Records for the task Block Start

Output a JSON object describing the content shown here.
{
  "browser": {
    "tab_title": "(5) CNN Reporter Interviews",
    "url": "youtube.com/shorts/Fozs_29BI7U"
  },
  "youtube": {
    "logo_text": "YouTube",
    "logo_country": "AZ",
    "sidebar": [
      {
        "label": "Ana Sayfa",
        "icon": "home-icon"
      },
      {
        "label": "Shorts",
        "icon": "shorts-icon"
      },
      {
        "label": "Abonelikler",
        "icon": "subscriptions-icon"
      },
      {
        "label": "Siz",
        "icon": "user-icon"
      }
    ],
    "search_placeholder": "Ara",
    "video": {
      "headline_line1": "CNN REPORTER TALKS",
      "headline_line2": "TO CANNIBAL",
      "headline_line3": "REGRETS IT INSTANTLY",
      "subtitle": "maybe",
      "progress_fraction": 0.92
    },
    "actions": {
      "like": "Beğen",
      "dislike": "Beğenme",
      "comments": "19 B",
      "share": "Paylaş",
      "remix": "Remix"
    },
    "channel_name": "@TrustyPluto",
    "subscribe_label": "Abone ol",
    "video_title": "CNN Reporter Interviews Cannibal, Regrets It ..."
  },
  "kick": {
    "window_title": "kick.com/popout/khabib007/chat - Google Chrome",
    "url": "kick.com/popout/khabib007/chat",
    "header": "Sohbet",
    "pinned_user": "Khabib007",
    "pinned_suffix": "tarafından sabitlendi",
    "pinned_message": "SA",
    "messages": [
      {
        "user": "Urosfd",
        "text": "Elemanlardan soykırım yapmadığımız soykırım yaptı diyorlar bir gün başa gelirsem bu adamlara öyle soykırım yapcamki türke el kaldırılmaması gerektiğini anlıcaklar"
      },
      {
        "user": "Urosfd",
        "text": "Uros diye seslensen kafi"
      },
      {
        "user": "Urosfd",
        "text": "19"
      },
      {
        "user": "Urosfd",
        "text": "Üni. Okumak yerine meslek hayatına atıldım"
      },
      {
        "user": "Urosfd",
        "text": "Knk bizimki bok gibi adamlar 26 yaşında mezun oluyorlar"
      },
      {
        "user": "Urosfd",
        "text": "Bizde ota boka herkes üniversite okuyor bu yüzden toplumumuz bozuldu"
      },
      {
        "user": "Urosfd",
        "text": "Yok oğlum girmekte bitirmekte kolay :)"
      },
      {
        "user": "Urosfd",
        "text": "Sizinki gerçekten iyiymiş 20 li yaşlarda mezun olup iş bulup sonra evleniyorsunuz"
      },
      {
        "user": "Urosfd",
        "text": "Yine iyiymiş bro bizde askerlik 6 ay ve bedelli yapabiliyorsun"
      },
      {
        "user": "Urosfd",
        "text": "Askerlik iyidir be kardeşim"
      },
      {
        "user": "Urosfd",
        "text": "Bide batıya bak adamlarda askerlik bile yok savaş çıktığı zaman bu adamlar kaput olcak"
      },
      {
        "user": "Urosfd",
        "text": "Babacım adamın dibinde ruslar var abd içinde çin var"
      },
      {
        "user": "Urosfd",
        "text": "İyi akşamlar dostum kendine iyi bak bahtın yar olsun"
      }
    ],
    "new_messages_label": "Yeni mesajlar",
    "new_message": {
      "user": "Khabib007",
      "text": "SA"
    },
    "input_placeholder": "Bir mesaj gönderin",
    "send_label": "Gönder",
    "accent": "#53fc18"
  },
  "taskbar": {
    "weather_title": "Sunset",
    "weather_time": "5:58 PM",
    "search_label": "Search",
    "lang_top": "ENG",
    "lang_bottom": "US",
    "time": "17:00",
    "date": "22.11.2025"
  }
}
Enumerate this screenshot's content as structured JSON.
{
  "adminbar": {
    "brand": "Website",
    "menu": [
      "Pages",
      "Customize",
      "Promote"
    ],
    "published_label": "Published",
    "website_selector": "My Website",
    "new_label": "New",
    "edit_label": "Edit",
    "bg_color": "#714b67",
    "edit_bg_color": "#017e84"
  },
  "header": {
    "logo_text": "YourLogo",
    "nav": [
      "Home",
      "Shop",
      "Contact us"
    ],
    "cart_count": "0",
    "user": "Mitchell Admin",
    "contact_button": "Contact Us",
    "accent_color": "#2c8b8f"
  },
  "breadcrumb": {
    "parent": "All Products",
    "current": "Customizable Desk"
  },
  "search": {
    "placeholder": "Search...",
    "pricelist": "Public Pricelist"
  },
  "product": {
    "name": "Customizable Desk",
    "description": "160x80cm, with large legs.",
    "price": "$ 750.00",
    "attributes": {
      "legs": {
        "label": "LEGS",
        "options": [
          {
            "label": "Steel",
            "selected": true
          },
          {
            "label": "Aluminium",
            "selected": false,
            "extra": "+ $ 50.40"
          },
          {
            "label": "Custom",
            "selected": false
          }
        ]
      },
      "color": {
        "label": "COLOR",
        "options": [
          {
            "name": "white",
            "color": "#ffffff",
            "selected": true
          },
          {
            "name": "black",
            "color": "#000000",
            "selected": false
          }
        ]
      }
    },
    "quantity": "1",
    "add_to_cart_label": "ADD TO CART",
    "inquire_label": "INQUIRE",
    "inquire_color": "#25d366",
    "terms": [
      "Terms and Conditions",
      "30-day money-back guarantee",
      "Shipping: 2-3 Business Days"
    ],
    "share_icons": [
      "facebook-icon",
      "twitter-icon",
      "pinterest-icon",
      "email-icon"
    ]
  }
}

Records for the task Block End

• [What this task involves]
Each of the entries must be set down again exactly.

• [Answer to this exercise]
Output a JSON object describing the content shown here.
{
  "browser": {
    "tab_title": "(5) CNN Reporter Interviews",
    "url": "youtube.com/shorts/Fozs_29BI7U"
  },
  "youtube": {
    "logo_text": "YouTube",
    "logo_country": "AZ",
    "sidebar": [
      {
        "label": "Ana Sayfa",
        "icon": "home-icon"
      },
      {
        "label": "Shorts",
        "icon": "shorts-icon"
      },
      {
        "label": "Abonelikler",
        "icon": "subscriptions-icon"
      },
      {
        "label": "Siz",
        "icon": "user-icon"
      }
    ],
    "search_placeholder": "Ara",
    "video": {
      "headline_line1": "CNN REPORTER TALKS",
      "headline_line2": "TO CANNIBAL",
      "headline_line3": "REGRETS IT INSTANTLY",
      "subtitle": "maybe",
      "progress_fraction": 0.92
    },
    "actions": {
      "like": "Beğen",
      "dislike": "Beğenme",
      "comments": "19 B",
      "share": "Paylaş",
      "remix": "Remix"
    },
    "channel_name": "@TrustyPluto",
    "subscribe_label": "Abone ol",
    "video_title": "CNN Reporter Interviews Cannibal, Regrets It ..."
  },
  "kick": {
    "window_title": "kick.com/popout/khabib007/chat - Google Chrome",
    "url": "kick.com/popout/khabib007/chat",
    "header": "Sohbet",
    "pinned_user": "Khabib007",
    "pinned_suffix": "tarafından sabitlendi",
    "pinned_message": "SA",
    "messages": [
      {
        "user": "Urosfd",
        "text": "Elemanlardan soykırım yapmadığımız soykırım yaptı diyorlar bir gün başa gelirsem bu adamlara öyle soykırım yapcamki türke el kaldırılmaması gerektiğini anlıcaklar"
      },
      {
        "user": "Urosfd",
        "text": "Uros diye seslensen kafi"
      },
      {
        "user": "Urosfd",
        "text": "19"
      },
      {
        "user": "Urosfd",
        "text": "Üni. Okumak yerine meslek hayatına atıldım"
      },
      {
        "user": "Urosfd",
        "text": "Knk bizimki bok gibi adamlar 26 yaşında mezun oluyorlar"
      },
      {
        "user": "Urosfd",
        "text": "Bizde ota boka herkes üniversite okuyor bu yüzden toplumumuz bozuldu"
      },
      {
        "user": "Urosfd",
        "text": "Yok oğlum girmekte bitirmekte kolay :)"
      },
      {
        "user": "Urosfd",
        "text": "Sizinki gerçekten iyiymiş 20 li yaşlarda mezun olup iş bulup sonra evleniyorsunuz"
      },
      {
        "user": "Urosfd",
        "text": "Yine iyiymiş bro bizde askerlik 6 ay ve bedelli yapabiliyorsun"
      },
      {
        "user": "Urosfd",
        "text": "Askerlik iyidir be kardeşim"
      },
      {
        "user": "Urosfd",
        "text": "Bide batıya bak adamlarda askerlik bile yok savaş çıktığı zaman bu adamlar kaput olcak"
      },
      {
        "user": "Urosfd",
        "text": "Babacım adamın dibinde ruslar var abd içinde çin var"
      },
      {
        "user": "Urosfd",
        "text": "İyi akşamlar dostum kendine iyi bak bahtın yar olsun"
      }
    ],
    "new_messages_label": "Yeni mesajlar",
    "new_message": {
      "user": "Khabib007",
      "text": "SA"
    },
    "input_placeholder": "Bir mesaj gönderin",
    "send_label": "Gönder",
    "accent": "#53fc18"
  },
  "taskbar": {
    "weather_title": "Sunset",
    "weather_time": "5:58 PM",
    "search_label": "Search",
    "lang_top": "ENG",
    "lang_bottom": "US",
    "time": "17:00",
    "date": "22.11.2025"
  }
}
Enumerate this screenshot's content as structured JSON.
{
  "adminbar": {
    "brand": "Website",
    "menu": [
      "Pages",
      "Customize",
      "Promote"
    ],
    "published_label": "Published",
    "website_selector": "My Website",
    "new_label": "New",
    "edit_label": "Edit",
    "bg_color": "#714b67",
    "edit_bg_color": "#017e84"
  },
  "header": {
    "logo_text": "YourLogo",
    "nav": [
      "Home",
      "Shop",
      "Contact us"
    ],
    "cart_count": "0",
    "user": "Mitchell Admin",
    "contact_button": "Contact Us",
    "accent_color": "#2c8b8f"
  },
  "breadcrumb": {
    "parent": "All Products",
    "current": "Customizable Desk"
  },
  "search": {
    "placeholder": "Search...",
    "pricelist": "Public Pricelist"
  },
  "product": {
    "name": "Customizable Desk",
    "description": "160x80cm, with large legs.",
    "price": "$ 750.00",
    "attributes": {
      "legs": {
        "label": "LEGS",
        "options": [
          {
            "label": "Steel",
            "selected": true
          },
          {
            "label": "Aluminium",
            "selected": false,
            "extra": "+ $ 50.40"
          },
          {
            "label": "Custom",
            "selected": false
          }
        ]
      },
      "color": {
        "label": "COLOR",
        "options": [
          {
            "name": "white",
            "color": "#ffffff",
            "selected": true
          },
          {
            "name": "black",
            "color": "#000000",
            "selected": false
          }
        ]
      }
    },
    "quantity": "1",
    "add_to_cart_label": "ADD TO CART",
    "inquire_label": "INQUIRE",
    "inquire_color": "#25d366",
    "terms": [
      "Terms and Conditions",
      "30-day money-back guarantee",
      "Shipping: 2-3 Business Days"
    ],
    "share_icons": [
      "facebook-icon",
      "twitter-icon",
      "pinterest-icon",
      "email-icon"
    ]
  }
}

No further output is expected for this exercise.